### ASSIGNED TASK:
Would you write out all of the entries below, exactly as they stand?

[Entries from a dataset of interfaces]
◇ ◇ ◇ ◇ ◇
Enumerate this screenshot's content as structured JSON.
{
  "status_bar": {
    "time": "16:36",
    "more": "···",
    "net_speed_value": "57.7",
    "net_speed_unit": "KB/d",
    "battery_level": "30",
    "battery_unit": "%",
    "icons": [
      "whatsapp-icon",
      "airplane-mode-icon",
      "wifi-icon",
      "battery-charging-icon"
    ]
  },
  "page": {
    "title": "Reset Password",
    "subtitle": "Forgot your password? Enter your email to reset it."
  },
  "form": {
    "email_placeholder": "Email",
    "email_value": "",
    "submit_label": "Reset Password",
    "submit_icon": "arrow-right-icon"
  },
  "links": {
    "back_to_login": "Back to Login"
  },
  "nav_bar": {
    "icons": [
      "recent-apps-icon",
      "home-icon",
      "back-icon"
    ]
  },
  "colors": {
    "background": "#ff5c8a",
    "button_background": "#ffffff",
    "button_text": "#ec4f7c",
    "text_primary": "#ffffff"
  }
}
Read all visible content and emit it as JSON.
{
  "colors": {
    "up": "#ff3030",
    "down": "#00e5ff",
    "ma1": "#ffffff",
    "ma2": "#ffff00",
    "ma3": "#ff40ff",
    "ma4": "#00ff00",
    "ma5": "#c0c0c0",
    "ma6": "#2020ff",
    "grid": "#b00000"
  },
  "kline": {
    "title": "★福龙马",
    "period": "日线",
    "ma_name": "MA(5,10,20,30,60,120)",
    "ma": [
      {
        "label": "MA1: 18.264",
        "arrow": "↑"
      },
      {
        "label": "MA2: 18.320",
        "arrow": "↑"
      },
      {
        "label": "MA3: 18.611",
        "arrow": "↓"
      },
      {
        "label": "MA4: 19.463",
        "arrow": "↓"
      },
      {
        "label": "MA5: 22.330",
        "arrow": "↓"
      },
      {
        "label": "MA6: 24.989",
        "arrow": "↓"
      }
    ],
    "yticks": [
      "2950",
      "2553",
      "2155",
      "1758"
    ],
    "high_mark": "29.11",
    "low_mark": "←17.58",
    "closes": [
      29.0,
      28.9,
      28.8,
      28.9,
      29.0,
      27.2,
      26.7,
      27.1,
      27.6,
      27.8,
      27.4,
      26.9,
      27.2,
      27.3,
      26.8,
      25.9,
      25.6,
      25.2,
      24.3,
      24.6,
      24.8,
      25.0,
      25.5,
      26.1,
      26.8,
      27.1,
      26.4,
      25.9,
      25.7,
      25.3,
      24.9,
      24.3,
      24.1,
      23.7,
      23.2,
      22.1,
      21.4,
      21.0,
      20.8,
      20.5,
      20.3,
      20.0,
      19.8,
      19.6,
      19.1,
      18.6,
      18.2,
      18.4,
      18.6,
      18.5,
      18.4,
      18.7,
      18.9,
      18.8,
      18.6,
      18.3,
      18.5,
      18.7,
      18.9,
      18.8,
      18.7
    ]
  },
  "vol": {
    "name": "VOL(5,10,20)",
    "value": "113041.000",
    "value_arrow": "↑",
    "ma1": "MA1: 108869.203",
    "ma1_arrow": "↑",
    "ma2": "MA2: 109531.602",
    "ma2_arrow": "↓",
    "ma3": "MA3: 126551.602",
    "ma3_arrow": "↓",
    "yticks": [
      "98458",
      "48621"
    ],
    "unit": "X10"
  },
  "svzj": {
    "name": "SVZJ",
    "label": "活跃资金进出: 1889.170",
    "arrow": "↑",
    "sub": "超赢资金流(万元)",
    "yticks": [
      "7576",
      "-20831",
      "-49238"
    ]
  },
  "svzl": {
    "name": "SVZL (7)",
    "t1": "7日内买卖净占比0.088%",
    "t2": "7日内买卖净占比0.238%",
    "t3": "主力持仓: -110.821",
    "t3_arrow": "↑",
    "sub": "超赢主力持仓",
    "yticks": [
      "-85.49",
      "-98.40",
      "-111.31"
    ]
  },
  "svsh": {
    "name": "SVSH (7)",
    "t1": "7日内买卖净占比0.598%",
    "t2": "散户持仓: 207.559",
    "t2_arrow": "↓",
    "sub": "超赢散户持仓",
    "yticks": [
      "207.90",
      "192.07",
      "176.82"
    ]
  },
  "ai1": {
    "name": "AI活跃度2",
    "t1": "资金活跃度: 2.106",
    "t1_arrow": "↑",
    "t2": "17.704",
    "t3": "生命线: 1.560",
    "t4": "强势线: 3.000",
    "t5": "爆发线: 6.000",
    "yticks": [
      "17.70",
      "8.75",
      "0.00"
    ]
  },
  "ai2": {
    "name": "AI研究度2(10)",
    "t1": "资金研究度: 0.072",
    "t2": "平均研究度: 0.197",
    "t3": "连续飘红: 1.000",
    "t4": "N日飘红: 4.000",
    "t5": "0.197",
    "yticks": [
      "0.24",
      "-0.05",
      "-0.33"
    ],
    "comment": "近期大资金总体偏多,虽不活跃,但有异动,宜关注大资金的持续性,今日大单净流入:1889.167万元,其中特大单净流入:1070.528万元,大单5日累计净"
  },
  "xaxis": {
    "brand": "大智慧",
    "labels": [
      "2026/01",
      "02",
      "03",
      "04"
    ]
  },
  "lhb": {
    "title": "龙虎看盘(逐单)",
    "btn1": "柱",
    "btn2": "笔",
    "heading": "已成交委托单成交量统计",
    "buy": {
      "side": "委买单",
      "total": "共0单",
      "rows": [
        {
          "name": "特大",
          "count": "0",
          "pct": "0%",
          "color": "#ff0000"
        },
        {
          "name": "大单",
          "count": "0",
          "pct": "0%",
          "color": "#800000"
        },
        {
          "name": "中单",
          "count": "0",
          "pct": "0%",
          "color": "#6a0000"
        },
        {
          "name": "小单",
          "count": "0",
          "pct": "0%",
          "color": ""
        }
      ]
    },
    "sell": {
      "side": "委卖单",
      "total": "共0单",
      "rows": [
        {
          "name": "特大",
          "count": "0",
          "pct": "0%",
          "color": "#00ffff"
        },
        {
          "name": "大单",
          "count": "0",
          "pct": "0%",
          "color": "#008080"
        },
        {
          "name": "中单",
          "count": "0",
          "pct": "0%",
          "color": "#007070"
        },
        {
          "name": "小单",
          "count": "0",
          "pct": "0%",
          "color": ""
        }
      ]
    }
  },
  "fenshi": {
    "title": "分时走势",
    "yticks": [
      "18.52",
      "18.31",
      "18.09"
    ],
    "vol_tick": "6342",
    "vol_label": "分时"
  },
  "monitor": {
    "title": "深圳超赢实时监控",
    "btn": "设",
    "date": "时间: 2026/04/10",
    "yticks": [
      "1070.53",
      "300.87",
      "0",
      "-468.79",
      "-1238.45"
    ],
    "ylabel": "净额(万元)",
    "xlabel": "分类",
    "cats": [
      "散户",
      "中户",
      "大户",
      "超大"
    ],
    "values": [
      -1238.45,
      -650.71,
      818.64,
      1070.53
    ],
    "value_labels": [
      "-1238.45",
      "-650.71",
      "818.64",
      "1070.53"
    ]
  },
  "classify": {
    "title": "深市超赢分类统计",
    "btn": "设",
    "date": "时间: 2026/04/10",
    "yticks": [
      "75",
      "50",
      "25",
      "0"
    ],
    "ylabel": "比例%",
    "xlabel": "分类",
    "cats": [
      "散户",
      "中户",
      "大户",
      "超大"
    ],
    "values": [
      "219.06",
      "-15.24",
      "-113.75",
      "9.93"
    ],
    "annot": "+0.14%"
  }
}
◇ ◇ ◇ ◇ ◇
### ANSWER BOX:
Enumerate this screenshot's content as structured JSON.
{
  "status_bar": {
    "time": "16:36",
    "more": "···",
    "net_speed_value": "57.7",
    "net_speed_unit": "KB/d",
    "battery_level": "30",
    "battery_unit": "%",
    "icons": [
      "whatsapp-icon",
      "airplane-mode-icon",
      "wifi-icon",
      "battery-charging-icon"
    ]
  },
  "page": {
    "title": "Reset Password",
    "subtitle": "Forgot your password? Enter your email to reset it."
  },
  "form": {
    "email_placeholder": "Email",
    "email_value": "",
    "submit_label": "Reset Password",
    "submit_icon": "arrow-right-icon"
  },
  "links": {
    "back_to_login": "Back to Login"
  },
  "nav_bar": {
    "icons": [
      "recent-apps-icon",
      "home-icon",
      "back-icon"
    ]
  },
  "colors": {
    "background": "#ff5c8a",
    "button_background": "#ffffff",
    "button_text": "#ec4f7c",
    "text_primary": "#ffffff"
  }
}
Read all visible content and emit it as JSON.
{
  "colors": {
    "up": "#ff3030",
    "down": "#00e5ff",
    "ma1": "#ffffff",
    "ma2": "#ffff00",
    "ma3": "#ff40ff",
    "ma4": "#00ff00",
    "ma5": "#c0c0c0",
    "ma6": "#2020ff",
    "grid": "#b00000"
  },
  "kline": {
    "title": "★福龙马",
    "period": "日线",
    "ma_name": "MA(5,10,20,30,60,120)",
    "ma": [
      {
        "label": "MA1: 18.264",
        "arrow": "↑"
      },
      {
        "label": "MA2: 18.320",
        "arrow": "↑"
      },
      {
        "label": "MA3: 18.611",
        "arrow": "↓"
      },
      {
        "label": "MA4: 19.463",
        "arrow": "↓"
      },
      {
        "label": "MA5: 22.330",
        "arrow": "↓"
      },
      {
        "label": "MA6: 24.989",
        "arrow": "↓"
      }
    ],
    "yticks": [
      "2950",
      "2553",
      "2155",
      "1758"
    ],
    "high_mark": "29.11",
    "low_mark": "←17.58",
    "closes": [
      29.0,
      28.9,
      28.8,
      28.9,
      29.0,
      27.2,
      26.7,
      27.1,
      27.6,
      27.8,
      27.4,
      26.9,
      27.2,
      27.3,
      26.8,
      25.9,
      25.6,
      25.2,
      24.3,
      24.6,
      24.8,
      25.0,
      25.5,
      26.1,
      26.8,
      27.1,
      26.4,
      25.9,
      25.7,
      25.3,
      24.9,
      24.3,
      24.1,
      23.7,
      23.2,
      22.1,
      21.4,
      21.0,
      20.8,
      20.5,
      20.3,
      20.0,
      19.8,
      19.6,
      19.1,
      18.6,
      18.2,
      18.4,
      18.6,
      18.5,
      18.4,
      18.7,
      18.9,
      18.8,
      18.6,
      18.3,
      18.5,
      18.7,
      18.9,
      18.8,
      18.7
    ]
  },
  "vol": {
    "name": "VOL(5,10,20)",
    "value": "113041.000",
    "value_arrow": "↑",
    "ma1": "MA1: 108869.203",
    "ma1_arrow": "↑",
    "ma2": "MA2: 109531.602",
    "ma2_arrow": "↓",
    "ma3": "MA3: 126551.602",
    "ma3_arrow": "↓",
    "yticks": [
      "98458",
      "48621"
    ],
    "unit": "X10"
  },
  "svzj": {
    "name": "SVZJ",
    "label": "活跃资金进出: 1889.170",
    "arrow": "↑",
    "sub": "超赢资金流(万元)",
    "yticks": [
      "7576",
      "-20831",
      "-49238"
    ]
  },
  "svzl": {
    "name": "SVZL (7)",
    "t1": "7日内买卖净占比0.088%",
    "t2": "7日内买卖净占比0.238%",
    "t3": "主力持仓: -110.821",
    "t3_arrow": "↑",
    "sub": "超赢主力持仓",
    "yticks": [
      "-85.49",
      "-98.40",
      "-111.31"
    ]
  },
  "svsh": {
    "name": "SVSH (7)",
    "t1": "7日内买卖净占比0.598%",
    "t2": "散户持仓: 207.559",
    "t2_arrow": "↓",
    "sub": "超赢散户持仓",
    "yticks": [
      "207.90",
      "192.07",
      "176.82"
    ]
  },
  "ai1": {
    "name": "AI活跃度2",
    "t1": "资金活跃度: 2.106",
    "t1_arrow": "↑",
    "t2": "17.704",
    "t3": "生命线: 1.560",
    "t4": "强势线: 3.000",
    "t5": "爆发线: 6.000",
    "yticks": [
      "17.70",
      "8.75",
      "0.00"
    ]
  },
  "ai2": {
    "name": "AI研究度2(10)",
    "t1": "资金研究度: 0.072",
    "t2": "平均研究度: 0.197",
    "t3": "连续飘红: 1.000",
    "t4": "N日飘红: 4.000",
    "t5": "0.197",
    "yticks": [
      "0.24",
      "-0.05",
      "-0.33"
    ],
    "comment": "近期大资金总体偏多,虽不活跃,但有异动,宜关注大资金的持续性,今日大单净流入:1889.167万元,其中特大单净流入:1070.528万元,大单5日累计净"
  },
  "xaxis": {
    "brand": "大智慧",
    "labels": [
      "2026/01",
      "02",
      "03",
      "04"
    ]
  },
  "lhb": {
    "title": "龙虎看盘(逐单)",
    "btn1": "柱",
    "btn2": "笔",
    "heading": "已成交委托单成交量统计",
    "buy": {
      "side": "委买单",
      "total": "共0单",
      "rows": [
        {
          "name": "特大",
          "count": "0",
          "pct": "0%",
          "color": "#ff0000"
        },
        {
          "name": "大单",
          "count": "0",
          "pct": "0%",
          "color": "#800000"
        },
        {
          "name": "中单",
          "count": "0",
          "pct": "0%",
          "color": "#6a0000"
        },
        {
          "name": "小单",
          "count": "0",
          "pct": "0%",
          "color": ""
        }
      ]
    },
    "sell": {
      "side": "委卖单",
      "total": "共0单",
      "rows": [
        {
          "name": "特大",
          "count": "0",
          "pct": "0%",
          "color": "#00ffff"
        },
        {
          "name": "大单",
          "count": "0",
          "pct": "0%",
          "color": "#008080"
        },
        {
          "name": "中单",
          "count": "0",
          "pct": "0%",
          "color": "#007070"
        },
        {
          "name": "小单",
          "count": "0",
          "pct": "0%",
          "color": ""
        }
      ]
    }
  },
  "fenshi": {
    "title": "分时走势",
    "yticks": [
      "18.52",
      "18.31",
      "18.09"
    ],
    "vol_tick": "6342",
    "vol_label": "分时"
  },
  "monitor": {
    "title": "深圳超赢实时监控",
    "btn": "设",
    "date": "时间: 2026/04/10",
    "yticks": [
      "1070.53",
      "300.87",
      "0",
      "-468.79",
      "-1238.45"
    ],
    "ylabel": "净额(万元)",
    "xlabel": "分类",
    "cats": [
      "散户",
      "中户",
      "大户",
      "超大"
    ],
    "values": [
      -1238.45,
      -650.71,
      818.64,
      1070.53
    ],
    "value_labels": [
      "-1238.45",
      "-650.71",
      "818.64",
      "1070.53"
    ]
  },
  "classify": {
    "title": "深市超赢分类统计",
    "btn": "设",
    "date": "时间: 2026/04/10",
    "yticks": [
      "75",
      "50",
      "25",
      "0"
    ],
    "ylabel": "比例%",
    "xlabel": "分类",
    "cats": [
      "散户",
      "中户",
      "大户",
      "超大"
    ],
    "values": [
      "219.06",
      "-15.24",
      "-113.75",
      "9.93"
    ],
    "annot": "+0.14%"
  }
}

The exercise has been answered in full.